## [To do]
Locate the string "title" throughout the material and copy every line in which it occurs.
----- Data
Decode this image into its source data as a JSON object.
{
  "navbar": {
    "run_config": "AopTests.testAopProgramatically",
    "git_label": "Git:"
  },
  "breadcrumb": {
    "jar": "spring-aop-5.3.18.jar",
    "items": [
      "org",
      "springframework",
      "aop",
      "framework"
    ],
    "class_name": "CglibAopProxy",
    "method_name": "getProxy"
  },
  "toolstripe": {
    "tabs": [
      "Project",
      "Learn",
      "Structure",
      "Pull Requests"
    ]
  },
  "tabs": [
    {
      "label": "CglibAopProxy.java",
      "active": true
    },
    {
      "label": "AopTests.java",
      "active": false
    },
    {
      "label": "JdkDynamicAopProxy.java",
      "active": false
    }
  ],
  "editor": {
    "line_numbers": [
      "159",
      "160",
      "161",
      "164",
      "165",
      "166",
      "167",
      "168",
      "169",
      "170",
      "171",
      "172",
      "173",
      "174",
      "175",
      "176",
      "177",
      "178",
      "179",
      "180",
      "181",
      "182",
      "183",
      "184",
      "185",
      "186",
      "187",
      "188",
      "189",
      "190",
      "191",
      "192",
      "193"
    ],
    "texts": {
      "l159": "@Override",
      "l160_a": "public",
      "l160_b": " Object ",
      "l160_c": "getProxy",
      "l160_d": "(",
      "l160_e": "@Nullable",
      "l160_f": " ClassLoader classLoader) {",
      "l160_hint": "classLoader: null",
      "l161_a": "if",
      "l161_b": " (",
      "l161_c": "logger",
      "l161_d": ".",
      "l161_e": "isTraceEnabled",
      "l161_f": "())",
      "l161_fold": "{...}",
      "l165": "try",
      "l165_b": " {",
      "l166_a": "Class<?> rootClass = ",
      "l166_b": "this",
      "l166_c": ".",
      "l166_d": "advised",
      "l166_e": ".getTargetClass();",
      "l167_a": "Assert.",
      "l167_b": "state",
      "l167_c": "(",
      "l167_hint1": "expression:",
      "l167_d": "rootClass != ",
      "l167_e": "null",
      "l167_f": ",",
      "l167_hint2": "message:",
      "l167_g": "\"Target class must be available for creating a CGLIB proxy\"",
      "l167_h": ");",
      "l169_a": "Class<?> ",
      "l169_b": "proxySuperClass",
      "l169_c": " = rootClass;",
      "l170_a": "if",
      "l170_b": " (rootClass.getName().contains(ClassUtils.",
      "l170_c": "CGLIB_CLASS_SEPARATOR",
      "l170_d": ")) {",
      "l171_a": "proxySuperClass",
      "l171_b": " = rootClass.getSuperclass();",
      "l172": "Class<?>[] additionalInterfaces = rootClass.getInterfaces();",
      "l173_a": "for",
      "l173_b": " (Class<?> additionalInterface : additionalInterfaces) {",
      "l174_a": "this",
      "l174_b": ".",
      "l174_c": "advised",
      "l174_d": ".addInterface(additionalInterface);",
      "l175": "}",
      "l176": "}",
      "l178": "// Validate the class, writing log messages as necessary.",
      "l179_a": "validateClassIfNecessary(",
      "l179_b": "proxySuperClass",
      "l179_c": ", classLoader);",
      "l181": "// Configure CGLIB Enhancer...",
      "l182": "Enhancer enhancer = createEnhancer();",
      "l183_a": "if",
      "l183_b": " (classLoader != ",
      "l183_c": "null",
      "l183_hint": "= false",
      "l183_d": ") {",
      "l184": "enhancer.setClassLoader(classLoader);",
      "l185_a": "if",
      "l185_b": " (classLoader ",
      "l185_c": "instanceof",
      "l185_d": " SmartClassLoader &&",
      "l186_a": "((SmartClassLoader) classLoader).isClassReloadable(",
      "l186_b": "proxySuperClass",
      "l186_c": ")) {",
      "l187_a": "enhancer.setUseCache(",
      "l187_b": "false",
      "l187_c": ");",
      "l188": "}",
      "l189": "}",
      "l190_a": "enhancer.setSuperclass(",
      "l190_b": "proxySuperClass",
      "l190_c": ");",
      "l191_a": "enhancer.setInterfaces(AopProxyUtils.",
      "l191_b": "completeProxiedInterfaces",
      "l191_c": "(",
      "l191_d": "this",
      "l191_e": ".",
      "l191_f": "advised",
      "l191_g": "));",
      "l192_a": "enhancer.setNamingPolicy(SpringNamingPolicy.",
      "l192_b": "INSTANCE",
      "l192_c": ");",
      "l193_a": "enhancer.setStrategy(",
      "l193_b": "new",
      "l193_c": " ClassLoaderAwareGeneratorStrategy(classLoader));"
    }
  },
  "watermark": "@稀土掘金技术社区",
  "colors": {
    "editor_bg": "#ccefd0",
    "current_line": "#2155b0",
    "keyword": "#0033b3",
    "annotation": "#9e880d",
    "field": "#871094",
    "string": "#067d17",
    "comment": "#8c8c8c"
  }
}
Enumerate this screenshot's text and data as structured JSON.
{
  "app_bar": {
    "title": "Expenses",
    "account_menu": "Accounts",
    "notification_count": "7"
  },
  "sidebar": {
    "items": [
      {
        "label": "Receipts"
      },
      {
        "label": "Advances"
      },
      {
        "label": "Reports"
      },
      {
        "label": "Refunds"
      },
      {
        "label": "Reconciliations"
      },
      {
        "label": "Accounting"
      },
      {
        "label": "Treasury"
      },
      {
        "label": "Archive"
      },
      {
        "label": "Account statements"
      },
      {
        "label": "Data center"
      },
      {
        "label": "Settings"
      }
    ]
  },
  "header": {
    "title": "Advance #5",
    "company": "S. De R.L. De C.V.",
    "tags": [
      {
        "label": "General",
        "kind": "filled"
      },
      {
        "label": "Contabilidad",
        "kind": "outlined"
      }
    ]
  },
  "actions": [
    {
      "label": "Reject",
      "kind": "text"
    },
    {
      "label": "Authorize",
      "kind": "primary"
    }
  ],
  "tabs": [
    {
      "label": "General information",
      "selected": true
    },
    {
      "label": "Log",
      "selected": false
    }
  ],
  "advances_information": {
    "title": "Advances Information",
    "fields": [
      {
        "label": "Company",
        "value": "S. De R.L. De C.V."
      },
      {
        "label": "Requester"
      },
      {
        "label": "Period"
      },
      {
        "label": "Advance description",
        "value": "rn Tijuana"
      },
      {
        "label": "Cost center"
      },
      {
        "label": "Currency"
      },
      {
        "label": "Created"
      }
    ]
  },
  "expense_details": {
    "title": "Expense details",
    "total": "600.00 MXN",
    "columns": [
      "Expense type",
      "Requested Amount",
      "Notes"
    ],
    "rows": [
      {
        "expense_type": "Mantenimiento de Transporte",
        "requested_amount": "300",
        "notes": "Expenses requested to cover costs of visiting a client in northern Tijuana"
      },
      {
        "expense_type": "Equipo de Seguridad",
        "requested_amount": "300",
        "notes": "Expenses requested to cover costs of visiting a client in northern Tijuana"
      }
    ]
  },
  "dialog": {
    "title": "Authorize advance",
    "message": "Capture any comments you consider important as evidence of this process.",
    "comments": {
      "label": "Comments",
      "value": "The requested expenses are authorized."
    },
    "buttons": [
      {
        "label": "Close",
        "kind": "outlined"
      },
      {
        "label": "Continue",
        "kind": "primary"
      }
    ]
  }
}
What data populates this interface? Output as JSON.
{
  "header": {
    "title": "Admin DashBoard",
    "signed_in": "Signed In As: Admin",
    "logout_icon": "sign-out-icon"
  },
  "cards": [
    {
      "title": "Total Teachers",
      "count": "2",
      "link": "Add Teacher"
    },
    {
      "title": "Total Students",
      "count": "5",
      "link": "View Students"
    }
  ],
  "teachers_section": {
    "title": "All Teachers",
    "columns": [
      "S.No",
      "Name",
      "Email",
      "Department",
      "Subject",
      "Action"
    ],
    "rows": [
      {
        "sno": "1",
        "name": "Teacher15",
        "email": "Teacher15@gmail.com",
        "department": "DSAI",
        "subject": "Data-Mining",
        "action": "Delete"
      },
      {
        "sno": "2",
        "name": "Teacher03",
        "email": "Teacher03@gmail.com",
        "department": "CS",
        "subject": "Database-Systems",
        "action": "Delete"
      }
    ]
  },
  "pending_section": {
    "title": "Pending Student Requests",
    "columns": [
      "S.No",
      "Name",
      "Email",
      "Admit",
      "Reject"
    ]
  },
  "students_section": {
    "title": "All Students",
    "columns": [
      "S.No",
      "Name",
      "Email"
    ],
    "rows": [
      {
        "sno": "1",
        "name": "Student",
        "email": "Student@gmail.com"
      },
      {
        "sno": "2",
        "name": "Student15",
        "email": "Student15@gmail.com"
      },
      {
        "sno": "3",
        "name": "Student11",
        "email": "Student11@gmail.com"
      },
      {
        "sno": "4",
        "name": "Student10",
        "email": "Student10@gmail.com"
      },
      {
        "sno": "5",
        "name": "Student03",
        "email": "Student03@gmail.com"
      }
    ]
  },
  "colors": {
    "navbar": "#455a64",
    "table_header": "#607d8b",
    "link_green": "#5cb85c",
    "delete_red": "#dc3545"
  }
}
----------
## [Response to the task]
    "title": "Expenses",
    "title": "Advance #5",
    "title": "Advances Information",
    "title": "Expense details",
    "title": "Authorize advance",
    "title": "Admin DashBoard",
      "title": "Total Teachers",
      "title": "Total Students",
    "title": "All Teachers",
    "title": "Pending Student Requests",
    "title": "All Students",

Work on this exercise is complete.